On her arrival, Dej Loaf already represented a departure from the trappings of traditionalist hip-hop and the prototype for the nascent brand of SoundCloud rap that would come to dominate XXL Freshman classes after her own appearance in 2015. But as one of the bridges between those two styles, she’s been left out of the conversation for far too long. It’s worth noting that Dej’s Freshman cover was the first in two years to feature a female artist (it actually had two, Dej and Tink — another casualty of the major label system who’s flourished as an independent artist after leaving her mentor Timbaland’s imprint in 2018). It’s also telling that within months of signing on to Columbia, she was being pushed to trade in her oversized hockey jerseys — a throwback to the baggy looks of MC Lyte and TLC — for designer lingerie in video shoots.
On Sell Sole II, the jersey-rocking, shit-talking Dej is back in full effect. Right from “Bird Call 2,” the scintillating intro, Dej goes back to her roots, reminding listeners that she comes from a family of hustlers and is grounded in “real-hip-hop.” References to rap classics like 400 Degreez and “U.N.I.T.Y.” litter the project, as do the clever, understated punchlines that proved Dej’s lyrical chops early in her career. “When you fly like Marjorie you need a n**** like Mr. Hightower,” she quips on “Queen.” Reuniting with Big Sean on “IDK,” the Motown duo rekindles the chemistry of “Back Up,” with Dej throwing the alley-oop for Sean’s 360-dunk of a verse. “I don’t know what your chain doin’ but that shit look like rust,” they jab at rivals. “I don’t know who they speakin’ on, but they shouldn’t speak on us.”

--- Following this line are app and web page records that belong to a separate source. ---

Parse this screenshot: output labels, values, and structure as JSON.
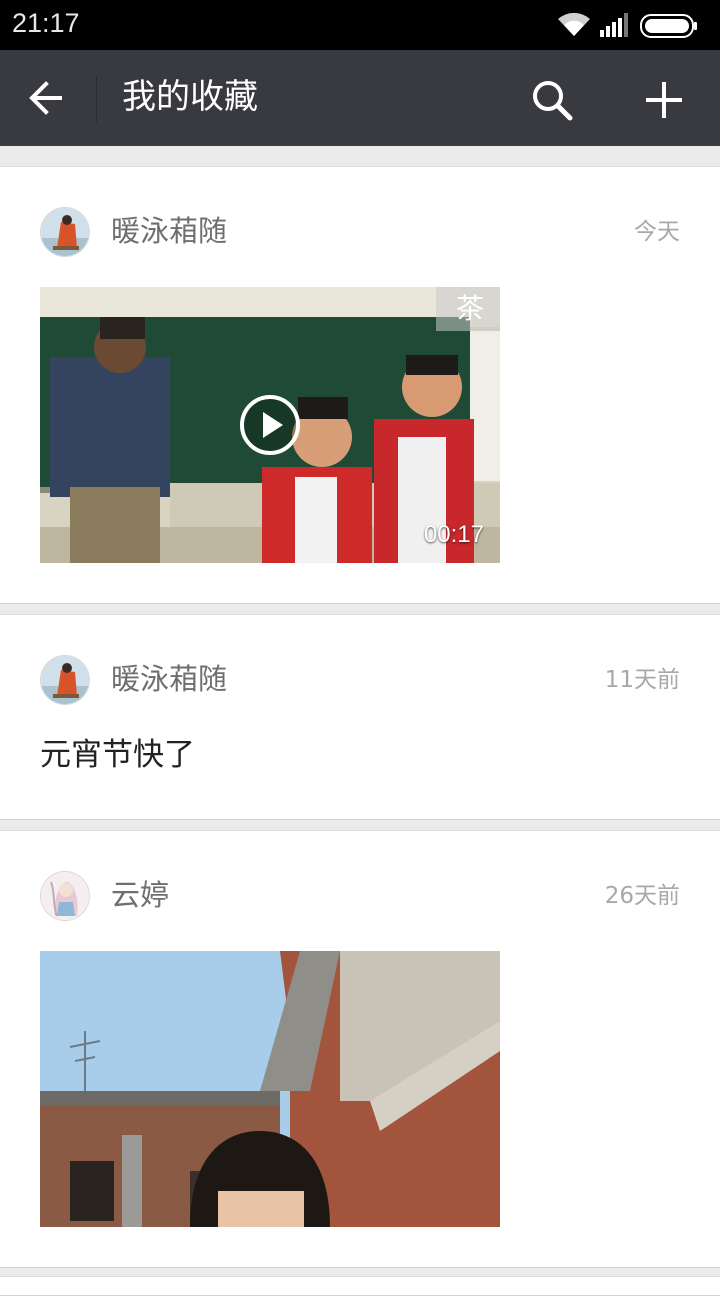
{
  "status_bar": {
    "time": "21:17",
    "icons": [
      "wifi-icon",
      "signal-icon",
      "battery-icon"
    ]
  },
  "header": {
    "title": "我的收藏",
    "back_icon": "arrow-left-icon",
    "search_icon": "search-icon",
    "add_icon": "plus-icon"
  },
  "favorites": [
    {
      "author": "暖泳葙随",
      "time": "今天",
      "type": "video",
      "duration": "00:17",
      "watermark": "茶"
    },
    {
      "author": "暖泳葙随",
      "time": "11天前",
      "type": "text",
      "text": "元宵节快了"
    },
    {
      "author": "云婷",
      "time": "26天前",
      "type": "image"
    }
  ],
  "colors": {
    "app_bar": "#393a3f",
    "status_bar": "#000000",
    "background": "#ebebeb",
    "card": "#ffffff"
  }
}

Elsewhere on the album, Dej reconnects with Rick Ross and blesses beats alongside the modern generation of rappers whose styles bear her influence. Gunna harmonizes with Loaf on “No Ceiling,” while fellow Detroiters 42 Dugg and Sada Baby amplify Dej’s hometown bravado on “Tap In.” Then, on “Simply” with Lil Uzi Vert, Dej makes a convincing case that she’s one of the Philly rapper’s most complementary collaborators — which makes sense, considering she and Uzi pioneered their own styles of rap in tandem during their shared come-ups. Their styles share enough elements that their eventual crossovers always leave me wondering why they don’t happen much more often.
Now that the diminutive Detroiter is fully in command of her own destiny again, they might. Sell Sole II is proof positive that artists must remain in the creative driver’s seat in order for their musical output to match fans’ expectations — and artists’ expectations of themselves. When she was reaching for that crossover appeal, Dej wasn’t making the music that she wanted, which meant her fans didn’t want it either. Formulas are fine for some artists but when you’re ahead of your time, you must create at your own pace and simply let the world catch up. It’s been six years since “Try Me,” but that sound is the pulse of the scene now. It looks like the world just might be aligning with where Dej Loaf has been all along.
Sell Sole II is out now via Yellow World. Get it here.